Wednesday, April 27, 2005

hearing the breath

The lovely one whispers under her breath,

And you go mad, witless, no reason left...

O Lord, what is this chant, what magic art

That weaves its spell on even a stone heart?

#1873: From Rumi's Kolliyaat-e Shams-e Tabrizi

In the early hours of the morning, warm in my bed, I could hear nothing but the sounds of my own breathing. I chose breath, then, as my search word and Rumi delivered this even more quiet message, quieter even than one's breath.

The word breath has an interesting etymology: its roots lie in *bhretos "steam, vapor given off by heat or something cooking," from base *bhre- "burn, heat." Throughout the alchemical process, the ingredients are slowly "cooked" or simmered. This is analagous to showing an interest in the contents of the psyche, applying the intensity of one's focus: not too much or the contents will burn, not too little or the flame will die out. This is why I find a simple daily routine like this one is useful. It maintains the flow but sets some boundaries.

Closely related to breath is anima, the Latin word for "life, breath" and the word Jung chose to describe the feminine personality that emerges from a man's unconscious, from his dreams, fantasies, rĂªveries and longings. A Jungian would immediately recognise the anima as the one who whispers here to Rumi. Her role here as one who sends madness reminds me of a work colleague from many years back. He was a young man with a beautiful wife and he worked at a desk inside a cubicle on the wall of which was pinned a notice that read:

1) Get organised.

2) Ring the wife.

3) Get re-organised.

The anima, then, is that little voice that asks whether you've really got things sorted out, once and for all. She nags and bothers a man, rather like the gadfly role that Socrates adopted with his students. She insists that a man question his assumptions even it means a temporary return to chaos for you can't make a new organisation without dismantling at least some of the old.

When Rumi appeals to his Lord, I guess he is calling on Allah. When he refers to a heart of stone, he might be describing the lifelessness of a religion based on the notion of a fixed and final message (the Qur'an) from a fixed and final messenger (Mo). He seems here to be gently arguing for a great beauty and value in this mysterious messenger. Mo himself claimed to be God's messenger and his message was received with derision much to his annoyance. Part of that derision took the form of devaluing his message as mere sorcery or magic.

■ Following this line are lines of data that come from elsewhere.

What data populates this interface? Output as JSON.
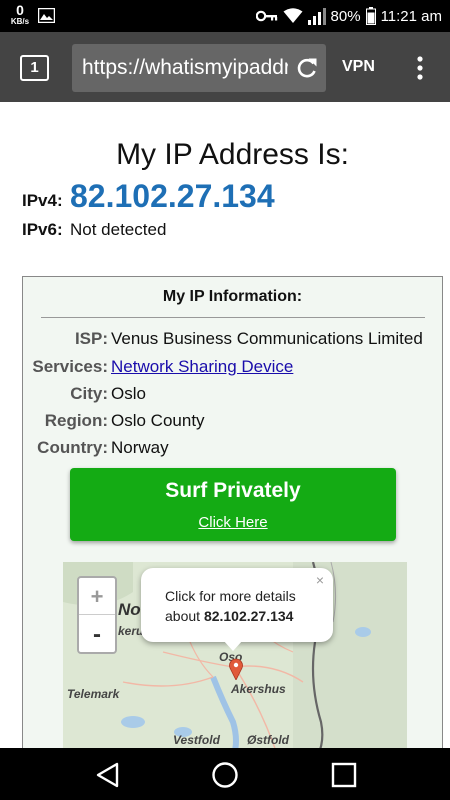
{
  "status_bar": {
    "net_speed_value": "0",
    "net_speed_unit": "KB/s",
    "battery": "80%",
    "time": "11:21 am",
    "icons": [
      "image-icon",
      "key-icon",
      "wifi-icon",
      "signal-icon",
      "battery-icon"
    ]
  },
  "browser": {
    "tab_count": "1",
    "url": "https://whatismyipaddress.com",
    "vpn_label": "VPN",
    "icons": [
      "reload-icon",
      "overflow-menu-icon"
    ]
  },
  "page": {
    "title": "My IP Address Is:",
    "ipv4_label": "IPv4:",
    "ipv4_value": "82.102.27.134",
    "ipv6_label": "IPv6:",
    "ipv6_value": "Not detected"
  },
  "info": {
    "title": "My IP Information:",
    "rows": [
      {
        "key": "ISP:",
        "value": "Venus Business Communications Limited"
      },
      {
        "key": "Services:",
        "value": "Network Sharing Device"
      },
      {
        "key": "City:",
        "value": "Oslo"
      },
      {
        "key": "Region:",
        "value": "Oslo County"
      },
      {
        "key": "Country:",
        "value": "Norway"
      }
    ]
  },
  "surf": {
    "label": "Surf Privately",
    "link": "Click Here"
  },
  "map": {
    "zoom_in": "+",
    "zoom_out": "-",
    "popup_line1": "Click for more details",
    "popup_prefix": "about ",
    "popup_ip": "82.102.27.134",
    "popup_close": "×",
    "labels": {
      "no": "No",
      "kerur": "kerur",
      "oso": "Oso",
      "akershus": "Akershus",
      "telemark": "Telemark",
      "vestfold": "Vestfold",
      "ostfold": "Østfold"
    }
  },
  "colors": {
    "ip_blue": "#1e6fb5",
    "button_green": "#14ab14",
    "toolbar": "#444444",
    "info_bg": "#f2f7f2",
    "marker": "#e05a3a"
  }
}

Qur'an 34:43 (Yusuf Ali)
When Our Clear Signs are rehearsed to them, they say, "This is only a man who wishes to hinder you from the (worship) which your fathers practised." And they say, "This is only a falsehood invented!" and the Unbelievers say of the Truth when it comes to them, "This is nothing but evident magic!"

However, Mo prevailed and we can but wonder how or why. Perhaps this story from the compilation called Sunan Abu-Dawud might give us a clue:
Book 38, Number 4348:
Narrated Abdullah Ibn Abbas:

A blind man had a slave-mother who used to abuse the Prophet (peace_be_upon_him) and disparage him. He forbade her but she did not stop. He rebuked her but she did not give up her habit. One night she began to slander the Prophet (peace_be_upon_him) and abuse him. So he took a dagger, placed it on her belly, pressed it, and killed her. A child who came between her legs was smeared with the blood that was there. When the morning came, the Prophet (peace_be_upon_him) was informed about it.

He assembled the people and said: I adjure by Allah the man who has done this action and I adjure him by my right to him that he should stand up. Jumping over the necks of the people and trembling the man stood up.

He sat before the Prophet (peace_be_upon_him) and said: Apostle of Allah! I am her master; she used to abuse you and disparage you. I forbade her, but she did not stop, and I rebuked her, but she did not abandon her habit. I have two sons like pearls from her, and she was my companion. Last night she began to abuse and disparage you. So I took a dagger, put it on her belly and pressed it till I killed her.

Thereupon the Prophet (peace_be_upon_him) said: Oh be witness, no retaliation is payable for her blood.

And just in case one story is but an isolated example, Abu-Dawud kindly provides us with a second story to confirm the plausibility and likelihood of the first.
Book 38, Number 4349:
Narrated Ali ibn AbuTalib:

A Jewess used to abuse the Prophet (peace_be_upon_him) and disparage him. A man strangled her till she died. The Apostle of Allah (peace_be_upon_him) declared that no recompense was payable for her blood.

Unlike Mo, who approved the bloody killing off of feminine voices of opposition, Rumi listened to his and honoured her. He allowed this divine sorceress to weave her spell and melt his Muslim heart of stone.


Post a Comment

<< Home